The Christian Music Web
How to build a condenser microphone... a DIY project.
This page details a pair of Condenser Mics I built and tested.
The original circuit plans were from a project published in Tape-Op magazine.
They are online at
Changes I made were to use an Omnidirectional Panasonic WM-61A Mic cartridge which has a freq range of 20-20kHz, Sensitivity of -35dB and a Signal to noise ratio >62dB. My first mic was built in a metal project box and has a 1/4" jack which an instrument cable is used for the mic cable.
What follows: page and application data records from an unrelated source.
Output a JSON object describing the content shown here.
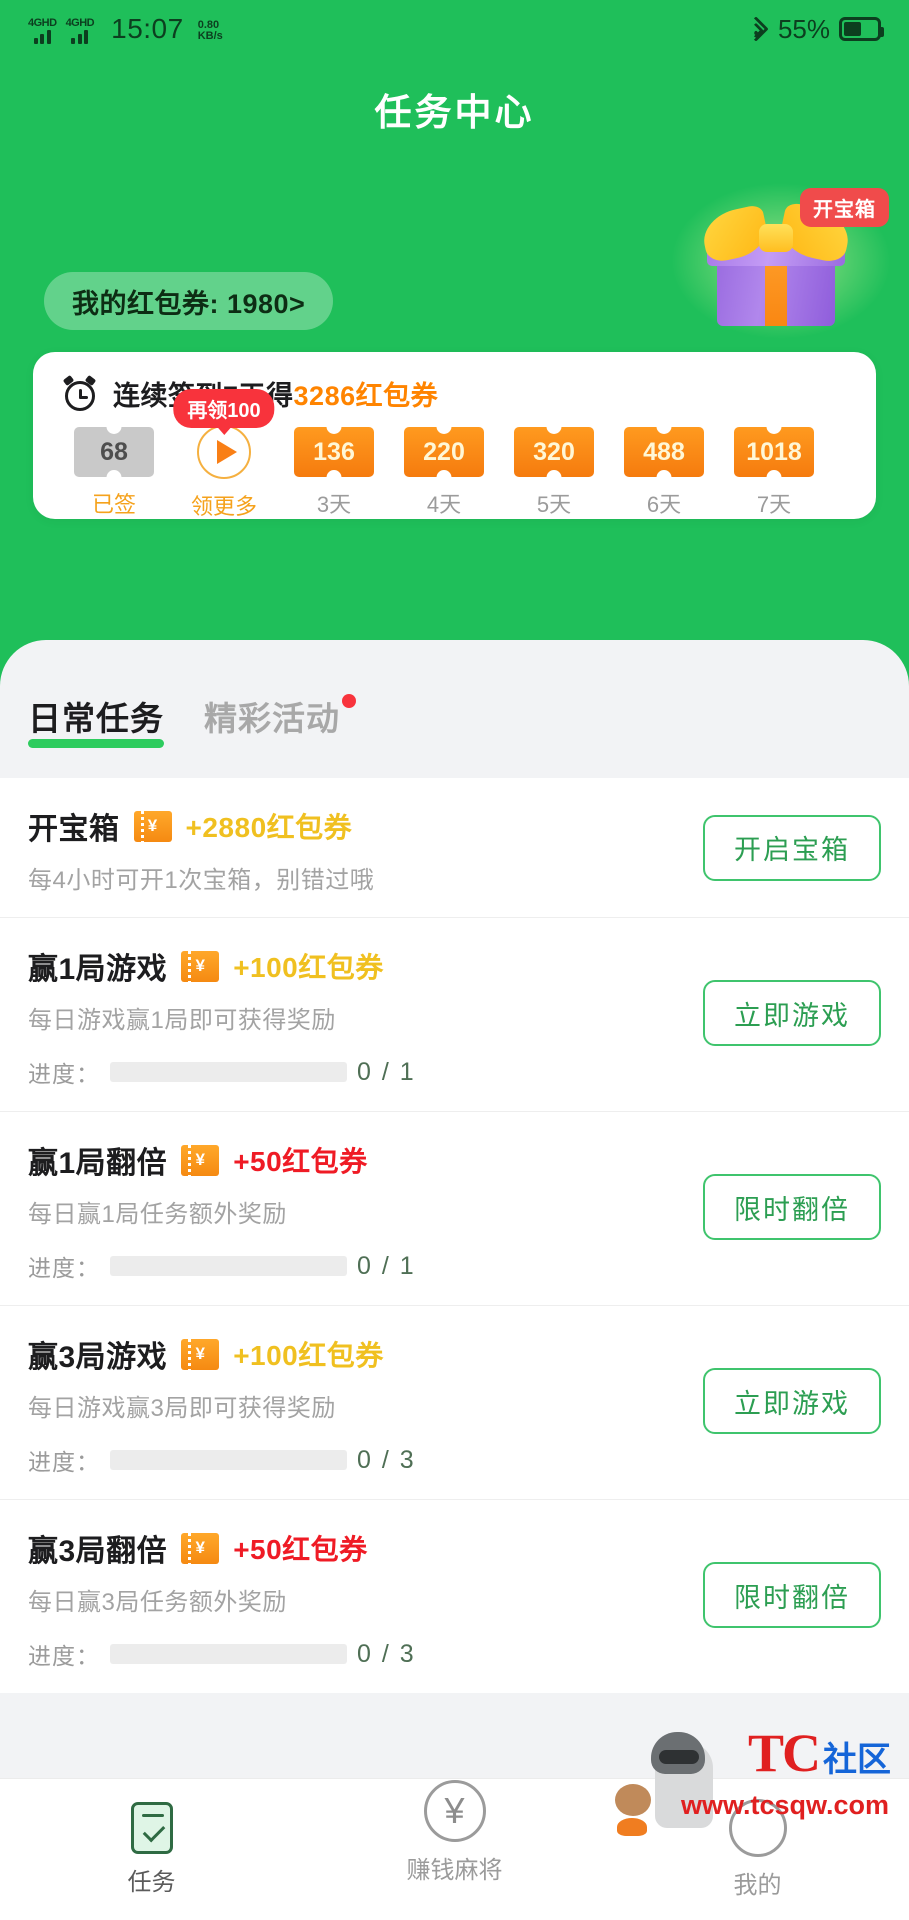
{
  "status_bar": {
    "signal_1_label": "4GHD",
    "signal_2_label": "4GHD",
    "time": "15:07",
    "net_speed_value": "0.80",
    "net_speed_unit": "KB/s",
    "battery_percent": "55%"
  },
  "header": {
    "title": "任务中心",
    "coupon_pill": "我的红包券: 1980>",
    "gift_badge": "开宝箱"
  },
  "signin": {
    "title_prefix": "连续签到7天得",
    "title_amount": "3286红包券",
    "more_badge": "再领100",
    "days": [
      {
        "value": "68",
        "label": "已签",
        "state": "signed"
      },
      {
        "value": "",
        "label": "领更多",
        "state": "more"
      },
      {
        "value": "136",
        "label": "3天",
        "state": "coupon"
      },
      {
        "value": "220",
        "label": "4天",
        "state": "coupon"
      },
      {
        "value": "320",
        "label": "5天",
        "state": "coupon"
      },
      {
        "value": "488",
        "label": "6天",
        "state": "coupon"
      },
      {
        "value": "1018",
        "label": "7天",
        "state": "coupon"
      }
    ]
  },
  "tabs": [
    {
      "label": "日常任务",
      "active": true,
      "dot": false
    },
    {
      "label": "精彩活动",
      "active": false,
      "dot": true
    }
  ],
  "tasks": [
    {
      "name": "开宝箱",
      "reward": "+2880红包券",
      "reward_color": "#f0c020",
      "desc": "每4小时可开1次宝箱，别错过哦",
      "button": "开启宝箱",
      "progress_label": null,
      "progress_text": null,
      "progress_percent": 0
    },
    {
      "name": "赢1局游戏",
      "reward": "+100红包券",
      "reward_color": "#f0c020",
      "desc": "每日游戏赢1局即可获得奖励",
      "button": "立即游戏",
      "progress_label": "进度：",
      "progress_text": "0 / 1",
      "progress_percent": 0
    },
    {
      "name": "赢1局翻倍",
      "reward": "+50红包券",
      "reward_color": "#ef1b25",
      "desc": "每日赢1局任务额外奖励",
      "button": "限时翻倍",
      "progress_label": "进度：",
      "progress_text": "0 / 1",
      "progress_percent": 0
    },
    {
      "name": "赢3局游戏",
      "reward": "+100红包券",
      "reward_color": "#f0c020",
      "desc": "每日游戏赢3局即可获得奖励",
      "button": "立即游戏",
      "progress_label": "进度：",
      "progress_text": "0 / 3",
      "progress_percent": 0
    },
    {
      "name": "赢3局翻倍",
      "reward": "+50红包券",
      "reward_color": "#ef1b25",
      "desc": "每日赢3局任务额外奖励",
      "button": "限时翻倍",
      "progress_label": "进度：",
      "progress_text": "0 / 3",
      "progress_percent": 0
    }
  ],
  "bottom_nav": [
    {
      "label": "任务",
      "icon": "task-checklist-icon",
      "active": true
    },
    {
      "label": "赚钱麻将",
      "icon": "yuan-circle-icon",
      "active": false
    },
    {
      "label": "我的",
      "icon": "profile-circle-icon",
      "active": false
    }
  ],
  "watermark": {
    "brand": "TC",
    "brand_suffix": "社区",
    "url": "www.tcsqw.com"
  },
  "colors": {
    "brand_green": "#1fbf5a",
    "accent_orange": "#ff8400",
    "reward_gold": "#f0c020",
    "reward_red": "#ef1b25",
    "badge_red": "#f8333c"
  }
}
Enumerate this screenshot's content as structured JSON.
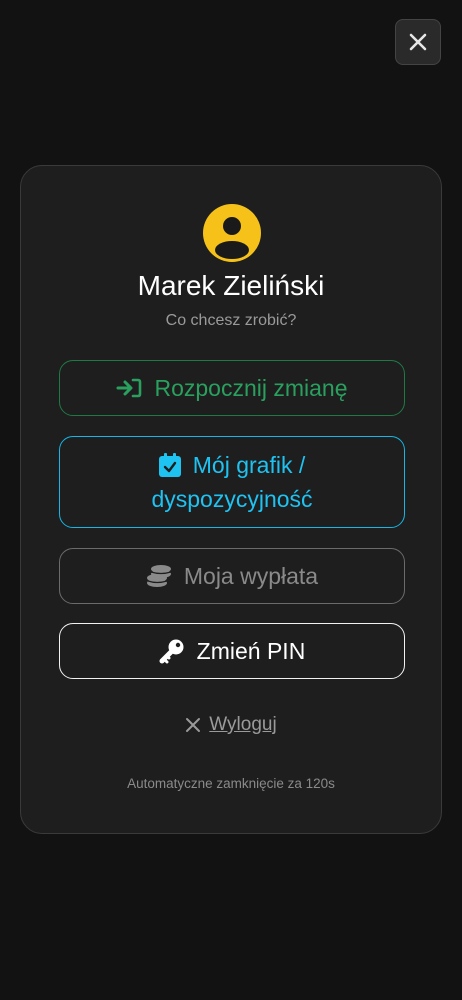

The second mic uses a male XLR plug as the original plan called for, but all components and the 9v battery is located near the mic (epoxied on the back of a 9v. battery holder). The male XLR plugs into an unbalanced XLR to 1/4" Mic cable.
Condensor Mic Components from Digi-key www.digikey.com PH 1-800-344-4539
(1) P9925-ND PANASONIC WM-61A MIC CARTRIDGE $3.20
(2) 2.21KXBK-ND 2.21K OHM 1/4W 1% METAL FILM RES 10/ $1.08
(3) EF1106-ND 10.0UF/100VDC METAL POLY CAP $4.58
(4) 1325PH-ND CAP 1000PF 100V CERAMIC DSC N750 10/ $1.40
(5) BS6I-HD-ND SNAPS 9V 6" LEADS I-STYLE HD 10/ $3.06
(6) FP018K-R75-ND HEATSHRK 3M FP301 1/8X0.75"50PC BL $1.50
(7) BH9V-W-ND BATTERY HOLDER 9V. WITH LEADS $0.88
(8) L114-ND ALUMINUM BOX, 4X2X1.6" SNAP TOGETHER $4.84
NEUTRIKS MALE XLR PLUG FROM PROAUDIODESIGN.COM PH. 781-982-2600
(9) P6386 NEURTIKS #CA-NC3MX MALE XLR PLUG $2.25
RADIO SHACK WWW.RADIOSHACK.COM PH 1-800-THE-SHACK
(10) 274-252 1/4" PANEL MOUNT PHONE JACK MONO 2/ $1.99
(11) 64-2802 PENCIL SOLDERING IRON SET 30-WATT $7.99
(12) 64-017 .032" ROSIN CORE SOLDER 60/40 .5 OZ. $1.49
5 MINUTE EPOXY, FORCEPS, FINGER NAIL CLIPPERS OR SCISSORS FOR TRIMMING WIRE AND COMPONENT LENGTHS ...
Components soldered in box. Mic element glued in rubber bushing at one end... 1/4" jack on the other.
Soldering wires to the tiny element required that only 1/8" insulation was stripped from wires. Then they were tinned with solder... the solder iron tip was kept clean using a piece of 220 grit sandpaper. A fine pencil tipped iron, .032" solder and patience is needed for this part.
A hole was burned in the side of the XLR connectors boot with the soldering iron and wires passed through prior to soldering. The hole at the end of the boot was also enlarged to the width of the mic element which will be epoxied in place after its wires are soldered carefully in place. Two wires from the XLR plug are also brought through this hole.
The mic element is soldered carefully and then the wires drawn through the boot and the element epoxied in place- (a pencil tip of mixed epoxy placed in end of boot and then the mic element positioned). Care is made to twist the boot from the threaded portion as the XLR plug is assembled (So that wires don't get twisted).
Here are both mics. The one in the project box with a jack for an instrument cable. The other mic requiring an XLR female end of a mic cable. The XLR mic has its components epoxied to its side and the XLR plug is epoxied onto a 9v battery box. Electrical tape was used to cover holes in the battery box to prevent epoxy from running and also to wall off or mold the epoxy untill it was dry. Not very pretty, but simple and functional.
My third and fourth mics were constructed in AA flashlight housings. One uses a neutrix XLR connector and the other a 1/4" instrument cable. Holes were drilled in the flashlight lenses and elements epoxied in place. I used rubber mounts purchased with the mic elements on these two.
Testing the Mics !
Mic testing. The two condensers and a Shure SM58 to compare it to. The mics are plugged into a Fostex Vf-16 digital recorder. The signals are recorded flat, without equalization.
Hear Microphone Tests - MP3
Panasonic WM-61 Specs (PDF format)
Digikey Catalog- Condenser Mic elements (PDF format)
Guitar Wiring/Mods - Photos !
Vintage Guitar Effects Schematic Archive
Powering Microphones- a collection of information
Questions,(or if I can help you) email me.